COLLECTION PRESENTATIONS
Johann Liss, „Das Morraspiel im Freien“, um 1626 Öl auf Leinwand, 68 x 58,5 cm, Dauerleihgabe des Landes Schleswig-Holstein © Kunsthalle zu Kiel, Foto: Martin Frommhagen
Johann Liss, „Das Morraspiel im Freien“, um 1626 Öl auf Leinwand, 68 x 58,5 cm, Dauerleihgabe des Landes Schleswig-Holstein © Kunsthalle zu Kiel, Foto: Martin Frommhagen

What Makes a Painting Art
The collection

August 13, 2016 – early 2017

The collection of the Kunsthalle zu Kiel has rarely been exhibited in a strictly chronological fashion. With the heading What Makes a Painting Art, the Kunsthalle zu Kiel presents its collections and asks what role the these artworks displayed played during their time – and which role they continue to play today. The presentation will make clear what desires and needs art stood for and continues to stand, to what extent the role of the painting has transformed – formerly a solitary artwork, now one among a plethora of contemporary images – and what notions of the ‘painting as art’ survive.

 

Emeka Ogboh – Song of the Germans
Guest of the collection presentation Gebrochen Deutsch (Broken German)

July 9, 2016 – September 11, 2016

Further information see "SPECIAL EXHIBITIONS"

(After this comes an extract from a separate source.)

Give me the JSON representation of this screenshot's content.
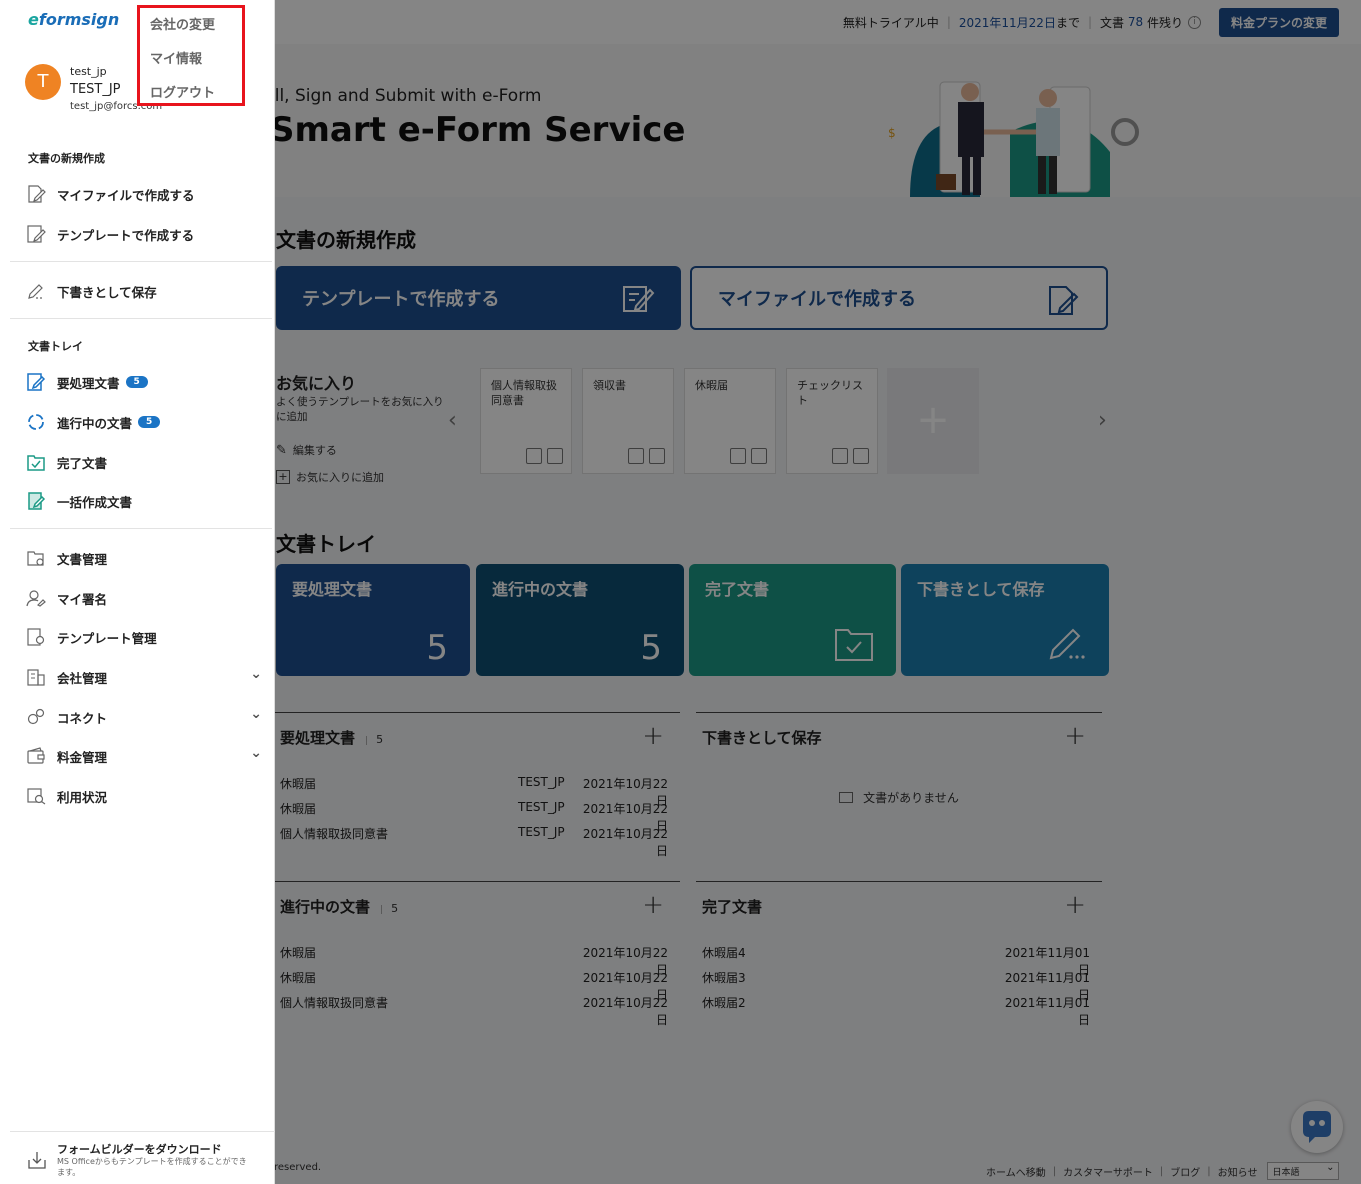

EXHIBITIONS OF THE GRAPHIC ART COLLECTIONS
Peter Cornelius, „Faust und Wagner unter den Spaziergängern vor dem Tore [Osterspaziergang]“ aus der Folge von 12 Blättern „Bilder zu Goethe’s Faust“, 1816, Kupferstich © Kunsthalle zu Kiel, Foto: Sönke Ehlert
Peter Cornelius, „Faust und Wagner unter den Spaziergängern vor dem Tore [Osterspaziergang]“ aus der Folge von 12 Blättern „Bilder zu Goethe’s Faust“, 1816, Kupferstich © Kunsthalle zu Kiel, Foto: Sönke Ehlert

Faust
Illustrations of Goethe’s Masterpiece

July 16, 2016 – November 6, 2016

Goethe's Faust is considered to be the most significant work of German literature. Time and again, artists have explored this renowned tragedy in their images. This is also true of Peter Cornelius, whose drawings were highly praised by Goethe, and were published exactly 200 years ago in 1816 as a series of copperplate engravings. The Collection of prints and drawings presents these impressive folios together with nineteenth and early twentieth-century illustrations from its collections.

Artists: Peter Cornelius, Georg Kolbe, Moritz Retzsch, Ferdinand Ruscheweyh, Julius Thaeter and others.

Käthe Kollwitz, „Selbstbildnis“, 1924 Lithographie © Kunsthalle zu Kiel, Foto: Sönke Ehlert
Käthe Kollwitz, „Selbstbildnis“, 1924 Lithographie © Kunsthalle zu Kiel, Foto: Sönke Ehlert

Käthe Kollwitz: I Want to Take Effect
November 19, 2016 – May 3, 2017

At the turn of the year 2016/17, the Graphic Art Collection will exhibit a central German twentieth-century artist: Käthe Kollwitz (1867-1945). In finding her own very individual style, she depicted the social woes of her times in her work together with poverty, death and grief – themes strongly marked by her personal experiences. The Graphic Art Collection will exhibit several central series of graphic art by the artist such as A Weaver’s Revolt (1893-97), which earned Kollwitz recognition as an artist, Peasants’ War (1902/03-1908) and a Suite of seven woodcuts entitled War (1922/23). Major works such as Woman with Dead Child, 1903 or Help Russia, 1921 belong to the collections alongside her impressive self-portraits and will form part of the exhibition.